» Problem statement
Show all lines from the material that carry the word "screenshot".

» Records for the exercise
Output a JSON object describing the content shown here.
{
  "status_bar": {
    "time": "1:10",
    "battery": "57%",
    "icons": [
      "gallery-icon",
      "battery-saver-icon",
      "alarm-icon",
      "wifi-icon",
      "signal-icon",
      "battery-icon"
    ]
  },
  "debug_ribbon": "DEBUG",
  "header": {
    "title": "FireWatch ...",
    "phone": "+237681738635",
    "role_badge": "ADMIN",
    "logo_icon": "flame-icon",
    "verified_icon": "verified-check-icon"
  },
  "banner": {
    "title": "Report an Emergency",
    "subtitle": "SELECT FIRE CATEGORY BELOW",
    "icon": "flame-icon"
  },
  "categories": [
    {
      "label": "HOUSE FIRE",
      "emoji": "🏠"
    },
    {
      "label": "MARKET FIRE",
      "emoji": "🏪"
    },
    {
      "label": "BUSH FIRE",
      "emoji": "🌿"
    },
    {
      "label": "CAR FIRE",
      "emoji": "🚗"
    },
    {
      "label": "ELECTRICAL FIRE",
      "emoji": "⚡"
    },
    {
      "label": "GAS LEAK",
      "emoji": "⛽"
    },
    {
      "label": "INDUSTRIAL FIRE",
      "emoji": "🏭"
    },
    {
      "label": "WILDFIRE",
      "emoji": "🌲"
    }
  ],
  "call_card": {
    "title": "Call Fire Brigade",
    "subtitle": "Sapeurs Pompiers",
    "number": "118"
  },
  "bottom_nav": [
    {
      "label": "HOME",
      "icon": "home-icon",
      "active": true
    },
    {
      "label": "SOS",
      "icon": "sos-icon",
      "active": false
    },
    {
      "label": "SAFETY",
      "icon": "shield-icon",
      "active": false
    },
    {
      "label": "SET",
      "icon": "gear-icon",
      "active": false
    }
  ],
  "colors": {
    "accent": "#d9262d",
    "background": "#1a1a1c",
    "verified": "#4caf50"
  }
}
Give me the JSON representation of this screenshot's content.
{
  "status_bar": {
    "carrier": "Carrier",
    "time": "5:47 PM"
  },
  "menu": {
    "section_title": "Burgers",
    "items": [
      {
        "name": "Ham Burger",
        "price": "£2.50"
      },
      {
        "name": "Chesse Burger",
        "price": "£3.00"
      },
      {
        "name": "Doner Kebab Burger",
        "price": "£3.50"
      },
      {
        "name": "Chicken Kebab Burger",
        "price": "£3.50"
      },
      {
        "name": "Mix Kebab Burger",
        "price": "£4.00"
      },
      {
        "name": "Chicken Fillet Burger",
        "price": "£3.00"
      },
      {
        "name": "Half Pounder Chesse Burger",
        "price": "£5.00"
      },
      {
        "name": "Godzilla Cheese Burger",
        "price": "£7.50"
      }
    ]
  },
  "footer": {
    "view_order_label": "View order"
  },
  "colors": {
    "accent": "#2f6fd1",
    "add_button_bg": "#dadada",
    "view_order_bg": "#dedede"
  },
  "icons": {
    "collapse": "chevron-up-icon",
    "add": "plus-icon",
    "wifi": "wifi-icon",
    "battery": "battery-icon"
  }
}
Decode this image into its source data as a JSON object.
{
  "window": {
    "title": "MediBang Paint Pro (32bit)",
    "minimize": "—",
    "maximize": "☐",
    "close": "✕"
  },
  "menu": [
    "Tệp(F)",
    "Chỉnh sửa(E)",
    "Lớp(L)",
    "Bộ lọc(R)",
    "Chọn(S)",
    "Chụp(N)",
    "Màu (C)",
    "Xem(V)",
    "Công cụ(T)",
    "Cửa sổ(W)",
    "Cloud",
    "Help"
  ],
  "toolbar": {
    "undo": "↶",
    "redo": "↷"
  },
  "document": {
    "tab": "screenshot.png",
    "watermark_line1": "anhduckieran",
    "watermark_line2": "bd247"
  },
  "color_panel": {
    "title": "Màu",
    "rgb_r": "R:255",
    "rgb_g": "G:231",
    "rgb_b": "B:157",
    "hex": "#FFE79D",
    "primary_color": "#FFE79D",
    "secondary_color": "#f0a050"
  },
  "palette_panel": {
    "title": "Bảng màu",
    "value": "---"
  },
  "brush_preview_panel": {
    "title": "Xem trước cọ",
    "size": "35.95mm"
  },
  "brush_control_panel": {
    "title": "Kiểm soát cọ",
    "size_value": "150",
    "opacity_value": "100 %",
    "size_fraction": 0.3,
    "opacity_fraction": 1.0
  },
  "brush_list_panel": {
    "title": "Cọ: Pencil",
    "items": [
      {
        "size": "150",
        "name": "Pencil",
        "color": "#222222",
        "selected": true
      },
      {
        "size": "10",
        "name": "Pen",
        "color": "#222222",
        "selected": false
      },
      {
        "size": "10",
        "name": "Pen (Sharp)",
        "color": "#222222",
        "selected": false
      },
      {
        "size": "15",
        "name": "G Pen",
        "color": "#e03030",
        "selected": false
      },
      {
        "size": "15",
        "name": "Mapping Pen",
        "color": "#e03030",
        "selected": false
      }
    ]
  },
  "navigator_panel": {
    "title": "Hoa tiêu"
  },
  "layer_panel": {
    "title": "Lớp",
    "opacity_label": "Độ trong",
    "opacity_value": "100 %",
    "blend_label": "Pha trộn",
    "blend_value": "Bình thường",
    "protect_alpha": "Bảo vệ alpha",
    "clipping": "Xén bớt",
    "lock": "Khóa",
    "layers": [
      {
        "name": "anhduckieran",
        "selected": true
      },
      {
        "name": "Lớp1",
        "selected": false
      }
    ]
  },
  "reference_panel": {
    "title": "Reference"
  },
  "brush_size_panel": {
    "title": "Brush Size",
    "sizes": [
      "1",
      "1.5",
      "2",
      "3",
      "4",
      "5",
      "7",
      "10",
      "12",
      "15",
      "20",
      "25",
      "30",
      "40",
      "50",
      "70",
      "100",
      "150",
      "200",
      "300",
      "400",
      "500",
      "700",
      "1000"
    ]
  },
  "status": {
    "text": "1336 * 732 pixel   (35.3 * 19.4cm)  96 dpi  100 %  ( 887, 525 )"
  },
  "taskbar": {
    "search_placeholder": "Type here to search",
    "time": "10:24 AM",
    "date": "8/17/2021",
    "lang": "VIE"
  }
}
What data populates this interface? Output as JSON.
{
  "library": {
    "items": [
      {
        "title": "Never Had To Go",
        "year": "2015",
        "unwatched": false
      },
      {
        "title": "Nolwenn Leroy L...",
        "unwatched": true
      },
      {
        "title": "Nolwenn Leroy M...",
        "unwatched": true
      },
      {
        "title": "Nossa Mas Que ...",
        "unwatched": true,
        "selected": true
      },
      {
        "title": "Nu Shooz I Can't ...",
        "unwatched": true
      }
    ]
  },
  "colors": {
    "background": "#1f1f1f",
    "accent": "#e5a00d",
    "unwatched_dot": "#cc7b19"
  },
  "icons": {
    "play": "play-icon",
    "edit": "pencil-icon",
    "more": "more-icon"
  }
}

» Response below
Give me the JSON representation of this screenshot's content.
    "tab": "screenshot.png",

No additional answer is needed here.